Extracted data entries:

____________

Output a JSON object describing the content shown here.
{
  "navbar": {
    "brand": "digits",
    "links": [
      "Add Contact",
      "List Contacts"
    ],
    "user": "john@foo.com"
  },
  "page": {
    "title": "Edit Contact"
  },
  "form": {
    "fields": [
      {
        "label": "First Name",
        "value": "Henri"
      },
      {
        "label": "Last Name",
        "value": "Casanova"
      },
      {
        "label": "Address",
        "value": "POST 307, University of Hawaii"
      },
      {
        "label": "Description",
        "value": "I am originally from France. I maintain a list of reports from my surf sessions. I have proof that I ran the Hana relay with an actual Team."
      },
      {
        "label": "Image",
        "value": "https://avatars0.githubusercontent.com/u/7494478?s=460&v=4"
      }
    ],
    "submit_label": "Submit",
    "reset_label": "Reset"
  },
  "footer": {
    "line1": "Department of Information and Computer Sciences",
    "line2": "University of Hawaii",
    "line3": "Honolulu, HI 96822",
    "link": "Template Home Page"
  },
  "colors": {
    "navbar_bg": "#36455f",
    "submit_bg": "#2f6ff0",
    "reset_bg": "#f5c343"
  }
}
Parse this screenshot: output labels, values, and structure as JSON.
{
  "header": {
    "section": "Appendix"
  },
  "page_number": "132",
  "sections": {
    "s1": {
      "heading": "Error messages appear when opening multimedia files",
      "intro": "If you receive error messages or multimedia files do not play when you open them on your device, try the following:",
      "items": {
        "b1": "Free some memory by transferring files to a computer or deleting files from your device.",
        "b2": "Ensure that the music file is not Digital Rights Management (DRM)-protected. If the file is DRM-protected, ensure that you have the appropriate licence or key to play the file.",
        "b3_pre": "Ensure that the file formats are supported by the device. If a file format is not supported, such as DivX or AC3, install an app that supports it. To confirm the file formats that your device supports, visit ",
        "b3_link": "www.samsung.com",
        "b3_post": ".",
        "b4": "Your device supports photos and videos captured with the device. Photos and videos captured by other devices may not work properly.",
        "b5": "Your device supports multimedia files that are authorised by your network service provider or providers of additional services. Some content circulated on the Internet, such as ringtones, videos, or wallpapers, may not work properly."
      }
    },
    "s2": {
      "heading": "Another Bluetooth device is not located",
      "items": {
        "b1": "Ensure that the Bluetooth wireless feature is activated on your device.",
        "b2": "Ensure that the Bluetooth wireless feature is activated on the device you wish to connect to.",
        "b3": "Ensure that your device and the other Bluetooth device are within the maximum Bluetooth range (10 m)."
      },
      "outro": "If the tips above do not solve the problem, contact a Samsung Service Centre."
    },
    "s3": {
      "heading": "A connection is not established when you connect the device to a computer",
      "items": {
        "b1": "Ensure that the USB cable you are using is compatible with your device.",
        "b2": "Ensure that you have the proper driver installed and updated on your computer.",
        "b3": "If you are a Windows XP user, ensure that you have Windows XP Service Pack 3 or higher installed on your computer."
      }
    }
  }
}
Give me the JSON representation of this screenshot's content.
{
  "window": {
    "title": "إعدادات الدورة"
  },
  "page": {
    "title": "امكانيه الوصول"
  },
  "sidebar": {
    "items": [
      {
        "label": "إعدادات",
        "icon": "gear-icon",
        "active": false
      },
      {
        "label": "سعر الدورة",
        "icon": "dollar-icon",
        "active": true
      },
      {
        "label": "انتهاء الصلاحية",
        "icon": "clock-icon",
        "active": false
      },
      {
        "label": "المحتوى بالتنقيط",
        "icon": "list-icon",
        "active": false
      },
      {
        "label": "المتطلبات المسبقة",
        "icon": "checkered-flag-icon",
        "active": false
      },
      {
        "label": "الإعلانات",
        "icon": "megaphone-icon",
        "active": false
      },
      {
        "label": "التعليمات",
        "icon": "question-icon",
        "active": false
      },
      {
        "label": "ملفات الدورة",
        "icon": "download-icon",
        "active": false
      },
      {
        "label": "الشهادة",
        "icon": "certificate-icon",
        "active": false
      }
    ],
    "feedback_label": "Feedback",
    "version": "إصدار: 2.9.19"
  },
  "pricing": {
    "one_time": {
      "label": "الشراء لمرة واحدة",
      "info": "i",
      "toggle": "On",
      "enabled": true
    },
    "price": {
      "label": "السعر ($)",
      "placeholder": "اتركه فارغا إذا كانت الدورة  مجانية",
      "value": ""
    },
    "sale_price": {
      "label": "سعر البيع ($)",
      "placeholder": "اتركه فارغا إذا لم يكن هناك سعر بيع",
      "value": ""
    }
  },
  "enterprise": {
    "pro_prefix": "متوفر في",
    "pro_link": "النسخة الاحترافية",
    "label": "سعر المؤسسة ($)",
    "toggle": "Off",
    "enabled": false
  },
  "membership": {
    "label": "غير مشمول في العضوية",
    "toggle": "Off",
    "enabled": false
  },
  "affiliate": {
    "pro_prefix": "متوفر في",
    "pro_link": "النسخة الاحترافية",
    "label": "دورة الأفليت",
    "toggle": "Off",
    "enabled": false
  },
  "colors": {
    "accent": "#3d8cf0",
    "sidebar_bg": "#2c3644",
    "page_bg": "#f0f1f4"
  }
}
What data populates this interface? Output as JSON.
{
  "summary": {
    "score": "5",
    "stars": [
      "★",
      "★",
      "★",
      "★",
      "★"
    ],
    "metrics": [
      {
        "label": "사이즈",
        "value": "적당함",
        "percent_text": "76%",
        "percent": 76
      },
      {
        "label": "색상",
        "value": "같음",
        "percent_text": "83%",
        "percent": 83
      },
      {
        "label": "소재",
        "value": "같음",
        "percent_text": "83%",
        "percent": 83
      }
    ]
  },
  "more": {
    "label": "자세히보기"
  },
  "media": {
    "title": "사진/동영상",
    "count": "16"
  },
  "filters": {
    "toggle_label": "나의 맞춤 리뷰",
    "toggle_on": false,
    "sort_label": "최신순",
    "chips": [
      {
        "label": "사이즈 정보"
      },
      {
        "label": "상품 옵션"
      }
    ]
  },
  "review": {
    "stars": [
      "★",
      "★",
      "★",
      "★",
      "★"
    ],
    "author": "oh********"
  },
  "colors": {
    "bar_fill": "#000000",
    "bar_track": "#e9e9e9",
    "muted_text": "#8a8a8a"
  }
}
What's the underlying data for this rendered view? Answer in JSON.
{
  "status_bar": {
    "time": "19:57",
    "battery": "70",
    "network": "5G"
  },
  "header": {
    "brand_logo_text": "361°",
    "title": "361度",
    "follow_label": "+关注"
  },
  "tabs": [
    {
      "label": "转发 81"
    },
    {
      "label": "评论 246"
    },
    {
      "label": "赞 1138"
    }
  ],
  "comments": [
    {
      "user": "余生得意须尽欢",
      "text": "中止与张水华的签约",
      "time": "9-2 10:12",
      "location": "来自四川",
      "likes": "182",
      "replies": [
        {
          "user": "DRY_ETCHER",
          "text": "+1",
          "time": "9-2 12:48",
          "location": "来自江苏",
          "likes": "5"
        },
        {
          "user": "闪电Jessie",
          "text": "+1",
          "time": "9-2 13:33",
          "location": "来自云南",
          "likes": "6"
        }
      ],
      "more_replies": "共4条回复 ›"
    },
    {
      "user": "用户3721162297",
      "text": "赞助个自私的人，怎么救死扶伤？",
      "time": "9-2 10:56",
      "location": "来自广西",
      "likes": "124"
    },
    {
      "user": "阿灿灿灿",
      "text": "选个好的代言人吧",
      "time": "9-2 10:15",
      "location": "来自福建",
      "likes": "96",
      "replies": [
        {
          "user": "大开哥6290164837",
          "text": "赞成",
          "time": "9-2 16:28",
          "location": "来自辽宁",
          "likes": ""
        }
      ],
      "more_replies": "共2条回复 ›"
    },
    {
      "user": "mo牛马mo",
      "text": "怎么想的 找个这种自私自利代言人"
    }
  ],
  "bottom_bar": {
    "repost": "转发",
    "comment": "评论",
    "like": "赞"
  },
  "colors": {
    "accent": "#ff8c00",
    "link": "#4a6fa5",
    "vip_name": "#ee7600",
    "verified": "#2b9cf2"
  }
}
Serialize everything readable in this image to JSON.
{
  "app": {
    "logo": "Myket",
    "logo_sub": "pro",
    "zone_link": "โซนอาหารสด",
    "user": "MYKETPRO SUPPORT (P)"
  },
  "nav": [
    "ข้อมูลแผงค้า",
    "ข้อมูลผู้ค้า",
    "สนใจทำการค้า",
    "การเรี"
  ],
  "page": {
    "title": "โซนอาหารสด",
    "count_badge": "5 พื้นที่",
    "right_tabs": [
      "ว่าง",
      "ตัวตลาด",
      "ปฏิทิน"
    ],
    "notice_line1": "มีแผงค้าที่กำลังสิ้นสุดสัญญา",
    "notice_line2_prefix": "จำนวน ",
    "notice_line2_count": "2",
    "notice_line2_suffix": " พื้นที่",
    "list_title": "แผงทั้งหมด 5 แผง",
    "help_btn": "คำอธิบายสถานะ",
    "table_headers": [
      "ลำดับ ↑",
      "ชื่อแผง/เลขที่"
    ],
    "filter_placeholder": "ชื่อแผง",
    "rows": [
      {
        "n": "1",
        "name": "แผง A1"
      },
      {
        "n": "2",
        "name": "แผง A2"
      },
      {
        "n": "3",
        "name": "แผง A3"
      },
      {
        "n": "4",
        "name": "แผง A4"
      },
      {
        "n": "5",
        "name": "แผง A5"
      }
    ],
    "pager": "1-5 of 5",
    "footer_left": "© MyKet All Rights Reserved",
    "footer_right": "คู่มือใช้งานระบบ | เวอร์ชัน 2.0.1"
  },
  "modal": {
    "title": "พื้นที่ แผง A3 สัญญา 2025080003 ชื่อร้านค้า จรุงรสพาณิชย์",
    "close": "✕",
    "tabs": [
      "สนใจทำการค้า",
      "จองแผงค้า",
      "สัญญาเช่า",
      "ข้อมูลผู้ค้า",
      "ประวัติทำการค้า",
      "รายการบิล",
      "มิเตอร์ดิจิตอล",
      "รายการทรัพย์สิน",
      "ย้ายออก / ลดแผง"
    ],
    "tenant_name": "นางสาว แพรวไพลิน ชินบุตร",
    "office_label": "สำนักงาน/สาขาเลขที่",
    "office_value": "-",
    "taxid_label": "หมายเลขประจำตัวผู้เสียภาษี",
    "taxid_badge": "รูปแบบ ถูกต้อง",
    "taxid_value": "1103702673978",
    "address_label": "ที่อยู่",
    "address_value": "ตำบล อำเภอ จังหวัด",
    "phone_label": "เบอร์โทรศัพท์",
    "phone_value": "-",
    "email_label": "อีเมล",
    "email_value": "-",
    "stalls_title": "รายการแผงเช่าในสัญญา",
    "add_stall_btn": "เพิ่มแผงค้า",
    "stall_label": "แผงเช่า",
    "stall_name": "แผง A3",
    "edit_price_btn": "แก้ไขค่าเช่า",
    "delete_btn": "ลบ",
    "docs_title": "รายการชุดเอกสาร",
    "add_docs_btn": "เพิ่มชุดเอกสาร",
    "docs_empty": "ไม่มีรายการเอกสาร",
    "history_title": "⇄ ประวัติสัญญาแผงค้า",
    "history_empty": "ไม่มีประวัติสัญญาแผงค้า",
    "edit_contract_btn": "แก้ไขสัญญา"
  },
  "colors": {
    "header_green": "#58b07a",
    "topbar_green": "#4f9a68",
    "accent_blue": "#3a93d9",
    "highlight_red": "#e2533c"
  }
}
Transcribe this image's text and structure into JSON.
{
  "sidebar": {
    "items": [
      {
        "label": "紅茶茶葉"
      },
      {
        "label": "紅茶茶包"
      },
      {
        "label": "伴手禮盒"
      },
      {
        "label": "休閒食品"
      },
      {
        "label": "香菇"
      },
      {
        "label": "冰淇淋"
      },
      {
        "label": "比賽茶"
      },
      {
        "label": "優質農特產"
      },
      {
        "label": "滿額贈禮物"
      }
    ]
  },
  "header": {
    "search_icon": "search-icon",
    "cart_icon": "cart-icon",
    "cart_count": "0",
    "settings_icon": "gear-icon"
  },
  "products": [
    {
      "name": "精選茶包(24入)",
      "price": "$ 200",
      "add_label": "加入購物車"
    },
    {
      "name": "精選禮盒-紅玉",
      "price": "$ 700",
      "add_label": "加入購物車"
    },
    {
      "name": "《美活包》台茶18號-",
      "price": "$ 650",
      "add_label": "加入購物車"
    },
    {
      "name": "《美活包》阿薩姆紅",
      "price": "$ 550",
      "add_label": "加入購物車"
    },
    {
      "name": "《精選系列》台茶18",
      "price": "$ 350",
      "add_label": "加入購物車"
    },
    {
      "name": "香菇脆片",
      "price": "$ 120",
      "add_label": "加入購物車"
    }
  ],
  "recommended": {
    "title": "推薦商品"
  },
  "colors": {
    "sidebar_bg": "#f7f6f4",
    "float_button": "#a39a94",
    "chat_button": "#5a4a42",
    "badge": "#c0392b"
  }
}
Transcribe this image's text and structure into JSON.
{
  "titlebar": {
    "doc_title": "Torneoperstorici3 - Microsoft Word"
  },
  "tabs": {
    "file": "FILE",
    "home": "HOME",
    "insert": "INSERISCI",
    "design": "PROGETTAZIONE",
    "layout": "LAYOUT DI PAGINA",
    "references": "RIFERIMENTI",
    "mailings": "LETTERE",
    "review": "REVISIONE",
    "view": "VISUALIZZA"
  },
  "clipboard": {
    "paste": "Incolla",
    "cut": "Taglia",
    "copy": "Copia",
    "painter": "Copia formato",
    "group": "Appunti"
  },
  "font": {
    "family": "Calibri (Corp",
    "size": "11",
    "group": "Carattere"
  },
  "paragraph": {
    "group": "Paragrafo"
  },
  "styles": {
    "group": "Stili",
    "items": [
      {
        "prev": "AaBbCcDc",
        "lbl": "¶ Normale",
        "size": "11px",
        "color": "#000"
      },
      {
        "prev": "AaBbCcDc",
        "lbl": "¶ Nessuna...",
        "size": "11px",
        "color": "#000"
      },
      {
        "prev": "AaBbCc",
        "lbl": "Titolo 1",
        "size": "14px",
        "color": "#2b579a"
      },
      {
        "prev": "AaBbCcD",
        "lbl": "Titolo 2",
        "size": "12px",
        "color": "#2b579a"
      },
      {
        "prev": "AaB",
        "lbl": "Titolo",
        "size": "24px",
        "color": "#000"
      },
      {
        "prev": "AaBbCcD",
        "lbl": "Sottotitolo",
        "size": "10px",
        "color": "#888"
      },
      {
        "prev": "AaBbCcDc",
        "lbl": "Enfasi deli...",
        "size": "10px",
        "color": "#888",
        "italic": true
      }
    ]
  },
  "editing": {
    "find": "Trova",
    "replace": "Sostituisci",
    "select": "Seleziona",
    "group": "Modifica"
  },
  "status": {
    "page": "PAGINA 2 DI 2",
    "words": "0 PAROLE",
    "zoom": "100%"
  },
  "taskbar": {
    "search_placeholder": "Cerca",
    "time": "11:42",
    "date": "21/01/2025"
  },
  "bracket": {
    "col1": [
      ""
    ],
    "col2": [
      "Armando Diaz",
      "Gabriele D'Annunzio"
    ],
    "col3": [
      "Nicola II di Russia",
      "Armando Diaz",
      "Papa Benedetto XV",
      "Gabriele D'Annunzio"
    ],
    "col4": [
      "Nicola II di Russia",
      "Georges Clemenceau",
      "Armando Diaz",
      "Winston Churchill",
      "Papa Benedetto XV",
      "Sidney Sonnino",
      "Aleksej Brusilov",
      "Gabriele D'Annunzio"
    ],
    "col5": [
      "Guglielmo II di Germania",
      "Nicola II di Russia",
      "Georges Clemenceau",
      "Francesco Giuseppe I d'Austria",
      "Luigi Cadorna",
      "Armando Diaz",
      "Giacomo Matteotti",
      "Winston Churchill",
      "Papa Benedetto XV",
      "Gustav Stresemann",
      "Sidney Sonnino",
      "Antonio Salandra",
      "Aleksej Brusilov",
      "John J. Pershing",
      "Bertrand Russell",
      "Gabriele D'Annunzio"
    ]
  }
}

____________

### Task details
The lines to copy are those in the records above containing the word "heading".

### Task solution
      "heading": "Error messages appear when opening multimedia files",
      "heading": "Another Bluetooth device is not located",
      "heading": "A connection is not established when you connect the device to a computer",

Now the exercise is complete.